 The reconstructed temperatures for MIS2 and MIS4 appear close to or even lower than the lowest temperature tolerated by G. inflata of ∼3°C (Figure 5) [Bé and Hutson, 1977], and could have been caused by dissolution. Dissolution of biogenic carbonate in the water column or at the sediment-water interface preferentially dissolves higher-Mg portions of foraminiferal calcite [e.g., Brown and Elderfield, 1996]. As dissolution predominantly occurs in water masses undersaturated with respect to CO32− [Dekens et al., 2002; Regenberg et al., 2006; Mekik et al., 2007], deeper core locations are more easily affected by dissolution than shallower locations. At present core PS2495-3 is located in a water depth of only 3134 m and bathed by noncorrosive North Atlantic Deep Water and preservation is good. This is supported by Mg/Ca for G. inflata from a core top transect down to a water depth of 4000 m at the Rio Grande Rise which did not show any influence of dissolution [Mekik et al., 2010]. But, we cannot exclude that during glacial time periods more corrosive Antarctic Bottom Water had some influence at the site. Reconstruction of the calcite lysocline based on ultastructural investigations of the planktonic foraminifer G. bulloides showed increased influence of Antarctic water masses throughout the South Atlantic during glacial periods [Volbers and Henrich, 2004]. This led to a general shoaling of the calcite lysocline toward ∼3000 m water depth possibly causing some dissolution in our samples, and biasing Mg/Ca toward lower values. The correction of the Mg/Ca for dissolution would lead to an increase of 1–2°C [Dekens et al., 2002; Regenberg et al., 2006]. Thus, even corrected temperatures would still be significantly colder than MIS3.
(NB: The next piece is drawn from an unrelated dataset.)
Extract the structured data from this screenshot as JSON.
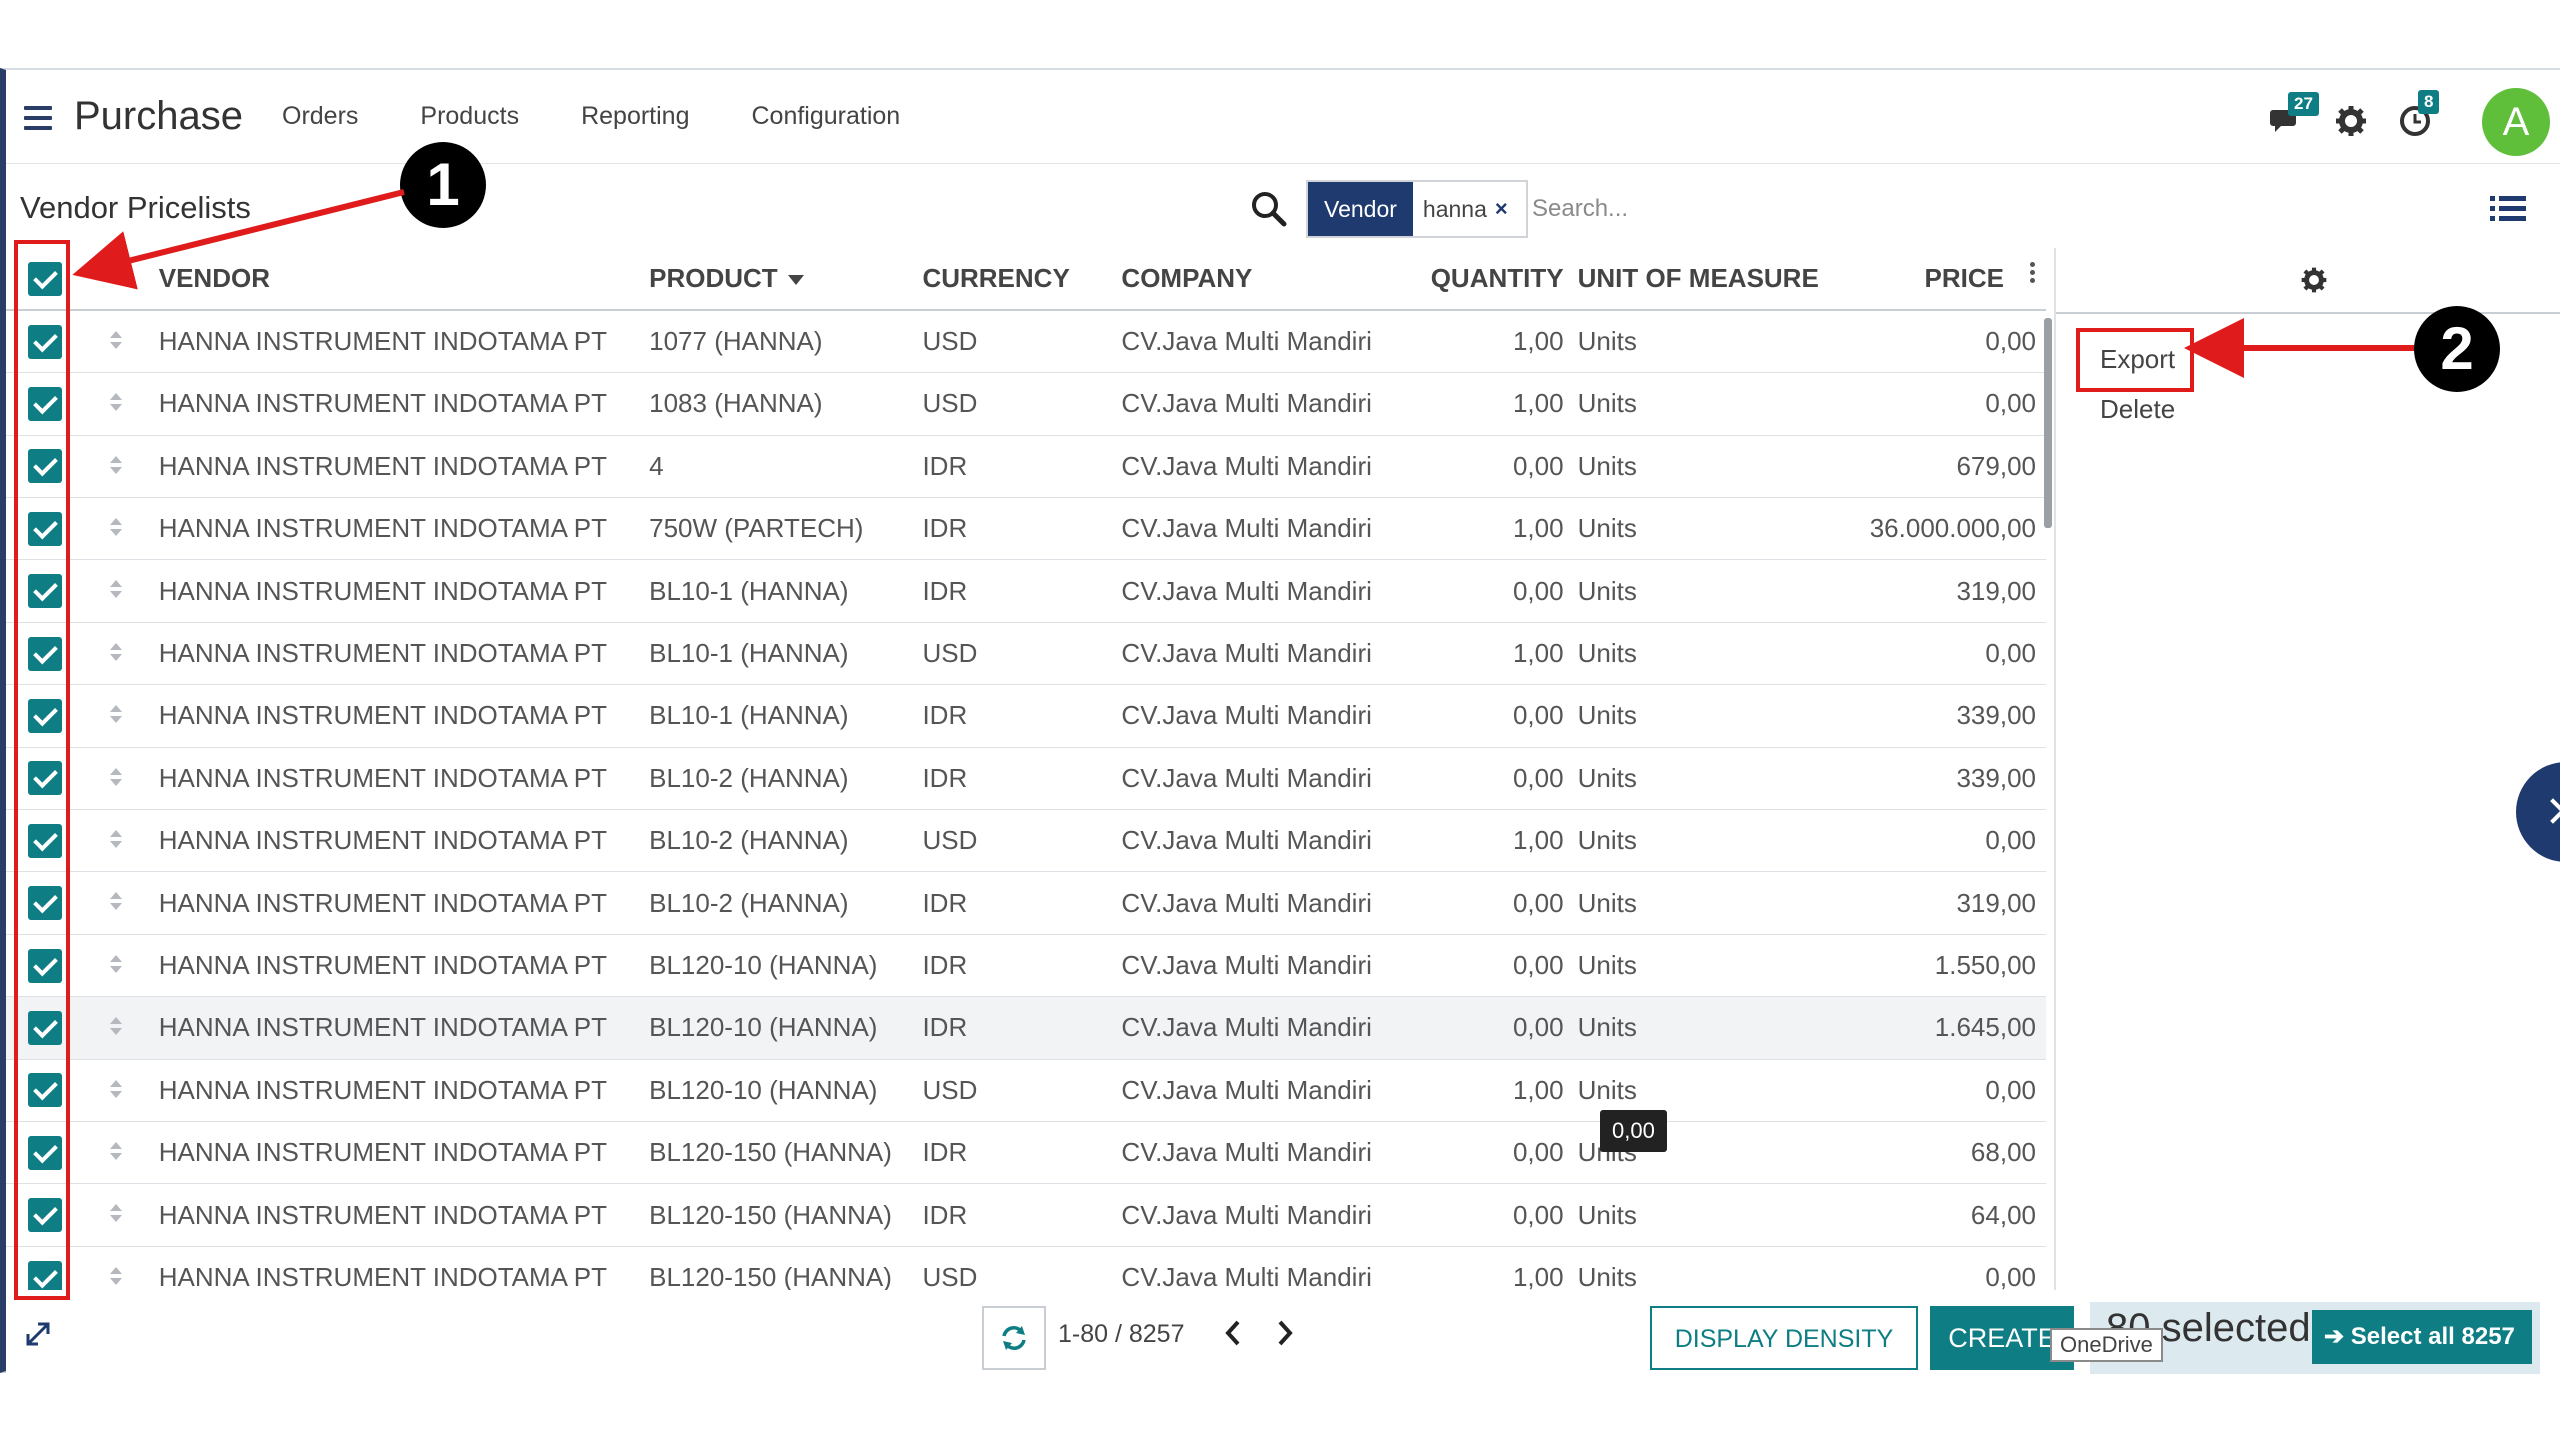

 An alternative bias on the lowest temperatures of our downcore record could be related to the so-called cold-end effect of our calibration curve. This is a common feature of all Mg/Ca-temperature calibrations, both for planktonic and benthic foraminifera [Martin and Lea, 2002; Meland et al., 2006; Raitzsch et al., 2008]. Because small changes in Mg/Ca lead to large changes in temperature, slight differences in laboratory methods can have a significant effect on the reconstructed temperatures [Rosenthal et al., 2004]. However, considering the procedure at our laboratory as well as the occurrence of adjacent samples with low Mg/Ca during both MIS2 and MIS4, we consider that the cold-end effect is probably not significant and the reconstructed pattern of temperature change is therefore most likely representative.